Please output the full listing, character for character.
*** Opening of Records for the exercise ***
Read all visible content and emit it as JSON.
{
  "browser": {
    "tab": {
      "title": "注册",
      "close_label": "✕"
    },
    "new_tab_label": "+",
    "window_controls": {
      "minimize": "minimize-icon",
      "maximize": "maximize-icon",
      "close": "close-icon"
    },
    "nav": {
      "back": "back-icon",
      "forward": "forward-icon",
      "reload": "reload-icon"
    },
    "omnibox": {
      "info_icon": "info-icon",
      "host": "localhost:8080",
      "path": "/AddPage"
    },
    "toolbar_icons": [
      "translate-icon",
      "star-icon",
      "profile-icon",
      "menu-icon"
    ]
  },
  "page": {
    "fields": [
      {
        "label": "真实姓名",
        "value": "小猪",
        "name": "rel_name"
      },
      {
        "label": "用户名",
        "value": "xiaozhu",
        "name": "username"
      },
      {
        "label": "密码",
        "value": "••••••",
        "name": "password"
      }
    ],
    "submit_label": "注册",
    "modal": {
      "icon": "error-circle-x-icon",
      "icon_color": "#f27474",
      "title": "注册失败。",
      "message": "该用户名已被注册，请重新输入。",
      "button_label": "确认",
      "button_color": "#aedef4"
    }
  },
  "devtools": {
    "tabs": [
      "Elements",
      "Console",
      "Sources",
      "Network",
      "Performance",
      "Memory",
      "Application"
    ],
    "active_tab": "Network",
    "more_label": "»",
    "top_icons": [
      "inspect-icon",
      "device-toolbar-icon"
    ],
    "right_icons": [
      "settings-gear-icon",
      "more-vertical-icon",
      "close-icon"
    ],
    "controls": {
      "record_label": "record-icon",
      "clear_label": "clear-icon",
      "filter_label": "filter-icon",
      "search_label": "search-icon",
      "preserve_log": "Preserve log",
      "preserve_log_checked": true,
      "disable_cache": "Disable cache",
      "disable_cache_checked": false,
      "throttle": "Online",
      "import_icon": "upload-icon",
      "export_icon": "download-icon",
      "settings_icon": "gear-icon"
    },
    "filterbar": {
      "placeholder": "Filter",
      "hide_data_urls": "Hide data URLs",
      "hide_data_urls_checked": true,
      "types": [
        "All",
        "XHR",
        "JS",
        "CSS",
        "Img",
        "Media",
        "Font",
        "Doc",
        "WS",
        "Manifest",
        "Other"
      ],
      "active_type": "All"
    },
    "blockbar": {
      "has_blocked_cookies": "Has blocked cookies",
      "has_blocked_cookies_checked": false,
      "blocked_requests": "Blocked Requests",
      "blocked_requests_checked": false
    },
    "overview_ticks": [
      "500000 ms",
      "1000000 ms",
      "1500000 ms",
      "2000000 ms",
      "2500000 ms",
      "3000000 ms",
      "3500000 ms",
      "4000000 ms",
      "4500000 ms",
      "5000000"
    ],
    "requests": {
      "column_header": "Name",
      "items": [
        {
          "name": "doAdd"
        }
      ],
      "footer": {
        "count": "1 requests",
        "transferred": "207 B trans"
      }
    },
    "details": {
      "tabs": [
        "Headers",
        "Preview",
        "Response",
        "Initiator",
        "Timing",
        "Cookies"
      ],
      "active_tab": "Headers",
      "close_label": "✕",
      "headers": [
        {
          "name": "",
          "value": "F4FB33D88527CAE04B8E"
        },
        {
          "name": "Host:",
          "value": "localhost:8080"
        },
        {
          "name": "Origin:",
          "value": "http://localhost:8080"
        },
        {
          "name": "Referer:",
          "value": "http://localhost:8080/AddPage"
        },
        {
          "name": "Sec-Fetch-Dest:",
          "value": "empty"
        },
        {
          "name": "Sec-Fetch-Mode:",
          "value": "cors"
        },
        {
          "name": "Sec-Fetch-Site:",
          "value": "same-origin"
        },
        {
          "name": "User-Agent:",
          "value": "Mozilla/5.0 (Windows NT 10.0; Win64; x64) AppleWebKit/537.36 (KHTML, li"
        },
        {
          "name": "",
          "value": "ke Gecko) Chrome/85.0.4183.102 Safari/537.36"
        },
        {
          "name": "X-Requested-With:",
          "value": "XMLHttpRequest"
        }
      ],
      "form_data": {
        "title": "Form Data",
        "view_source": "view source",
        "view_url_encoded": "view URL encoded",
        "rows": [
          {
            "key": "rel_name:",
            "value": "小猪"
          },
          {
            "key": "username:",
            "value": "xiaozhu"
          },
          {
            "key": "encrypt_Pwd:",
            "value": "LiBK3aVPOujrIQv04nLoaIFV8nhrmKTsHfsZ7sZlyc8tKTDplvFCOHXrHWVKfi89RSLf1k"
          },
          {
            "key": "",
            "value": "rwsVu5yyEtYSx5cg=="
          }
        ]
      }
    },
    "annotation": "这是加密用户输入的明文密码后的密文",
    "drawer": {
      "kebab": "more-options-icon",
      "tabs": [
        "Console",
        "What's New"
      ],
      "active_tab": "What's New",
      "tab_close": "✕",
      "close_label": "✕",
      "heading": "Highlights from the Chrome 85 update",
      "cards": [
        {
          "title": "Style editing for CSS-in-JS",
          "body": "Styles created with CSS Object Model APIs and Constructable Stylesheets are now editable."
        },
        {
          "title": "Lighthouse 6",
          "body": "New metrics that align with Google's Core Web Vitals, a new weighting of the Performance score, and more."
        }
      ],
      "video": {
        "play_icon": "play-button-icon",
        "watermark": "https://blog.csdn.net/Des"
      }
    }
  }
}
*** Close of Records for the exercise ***
◆ Your solution ◆
Read all visible content and emit it as JSON.
{
  "browser": {
    "tab": {
      "title": "注册",
      "close_label": "✕"
    },
    "new_tab_label": "+",
    "window_controls": {
      "minimize": "minimize-icon",
      "maximize": "maximize-icon",
      "close": "close-icon"
    },
    "nav": {
      "back": "back-icon",
      "forward": "forward-icon",
      "reload": "reload-icon"
    },
    "omnibox": {
      "info_icon": "info-icon",
      "host": "localhost:8080",
      "path": "/AddPage"
    },
    "toolbar_icons": [
      "translate-icon",
      "star-icon",
      "profile-icon",
      "menu-icon"
    ]
  },
  "page": {
    "fields": [
      {
        "label": "真实姓名",
        "value": "小猪",
        "name": "rel_name"
      },
      {
        "label": "用户名",
        "value": "xiaozhu",
        "name": "username"
      },
      {
        "label": "密码",
        "value": "••••••",
        "name": "password"
      }
    ],
    "submit_label": "注册",
    "modal": {
      "icon": "error-circle-x-icon",
      "icon_color": "#f27474",
      "title": "注册失败。",
      "message": "该用户名已被注册，请重新输入。",
      "button_label": "确认",
      "button_color": "#aedef4"
    }
  },
  "devtools": {
    "tabs": [
      "Elements",
      "Console",
      "Sources",
      "Network",
      "Performance",
      "Memory",
      "Application"
    ],
    "active_tab": "Network",
    "more_label": "»",
    "top_icons": [
      "inspect-icon",
      "device-toolbar-icon"
    ],
    "right_icons": [
      "settings-gear-icon",
      "more-vertical-icon",
      "close-icon"
    ],
    "controls": {
      "record_label": "record-icon",
      "clear_label": "clear-icon",
      "filter_label": "filter-icon",
      "search_label": "search-icon",
      "preserve_log": "Preserve log",
      "preserve_log_checked": true,
      "disable_cache": "Disable cache",
      "disable_cache_checked": false,
      "throttle": "Online",
      "import_icon": "upload-icon",
      "export_icon": "download-icon",
      "settings_icon": "gear-icon"
    },
    "filterbar": {
      "placeholder": "Filter",
      "hide_data_urls": "Hide data URLs",
      "hide_data_urls_checked": true,
      "types": [
        "All",
        "XHR",
        "JS",
        "CSS",
        "Img",
        "Media",
        "Font",
        "Doc",
        "WS",
        "Manifest",
        "Other"
      ],
      "active_type": "All"
    },
    "blockbar": {
      "has_blocked_cookies": "Has blocked cookies",
      "has_blocked_cookies_checked": false,
      "blocked_requests": "Blocked Requests",
      "blocked_requests_checked": false
    },
    "overview_ticks": [
      "500000 ms",
      "1000000 ms",
      "1500000 ms",
      "2000000 ms",
      "2500000 ms",
      "3000000 ms",
      "3500000 ms",
      "4000000 ms",
      "4500000 ms",
      "5000000"
    ],
    "requests": {
      "column_header": "Name",
      "items": [
        {
          "name": "doAdd"
        }
      ],
      "footer": {
        "count": "1 requests",
        "transferred": "207 B trans"
      }
    },
    "details": {
      "tabs": [
        "Headers",
        "Preview",
        "Response",
        "Initiator",
        "Timing",
        "Cookies"
      ],
      "active_tab": "Headers",
      "close_label": "✕",
      "headers": [
        {
          "name": "",
          "value": "F4FB33D88527CAE04B8E"
        },
        {
          "name": "Host:",
          "value": "localhost:8080"
        },
        {
          "name": "Origin:",
          "value": "http://localhost:8080"
        },
        {
          "name": "Referer:",
          "value": "http://localhost:8080/AddPage"
        },
        {
          "name": "Sec-Fetch-Dest:",
          "value": "empty"
        },
        {
          "name": "Sec-Fetch-Mode:",
          "value": "cors"
        },
        {
          "name": "Sec-Fetch-Site:",
          "value": "same-origin"
        },
        {
          "name": "User-Agent:",
          "value": "Mozilla/5.0 (Windows NT 10.0; Win64; x64) AppleWebKit/537.36 (KHTML, li"
        },
        {
          "name": "",
          "value": "ke Gecko) Chrome/85.0.4183.102 Safari/537.36"
        },
        {
          "name": "X-Requested-With:",
          "value": "XMLHttpRequest"
        }
      ],
      "form_data": {
        "title": "Form Data",
        "view_source": "view source",
        "view_url_encoded": "view URL encoded",
        "rows": [
          {
            "key": "rel_name:",
            "value": "小猪"
          },
          {
            "key": "username:",
            "value": "xiaozhu"
          },
          {
            "key": "encrypt_Pwd:",
            "value": "LiBK3aVPOujrIQv04nLoaIFV8nhrmKTsHfsZ7sZlyc8tKTDplvFCOHXrHWVKfi89RSLf1k"
          },
          {
            "key": "",
            "value": "rwsVu5yyEtYSx5cg=="
          }
        ]
      }
    },
    "annotation": "这是加密用户输入的明文密码后的密文",
    "drawer": {
      "kebab": "more-options-icon",
      "tabs": [
        "Console",
        "What's New"
      ],
      "active_tab": "What's New",
      "tab_close": "✕",
      "close_label": "✕",
      "heading": "Highlights from the Chrome 85 update",
      "cards": [
        {
          "title": "Style editing for CSS-in-JS",
          "body": "Styles created with CSS Object Model APIs and Constructable Stylesheets are now editable."
        },
        {
          "title": "Lighthouse 6",
          "body": "New metrics that align with Google's Core Web Vitals, a new weighting of the Performance score, and more."
        }
      ],
      "video": {
        "play_icon": "play-button-icon",
        "watermark": "https://blog.csdn.net/Des"
      }
    }
  }
}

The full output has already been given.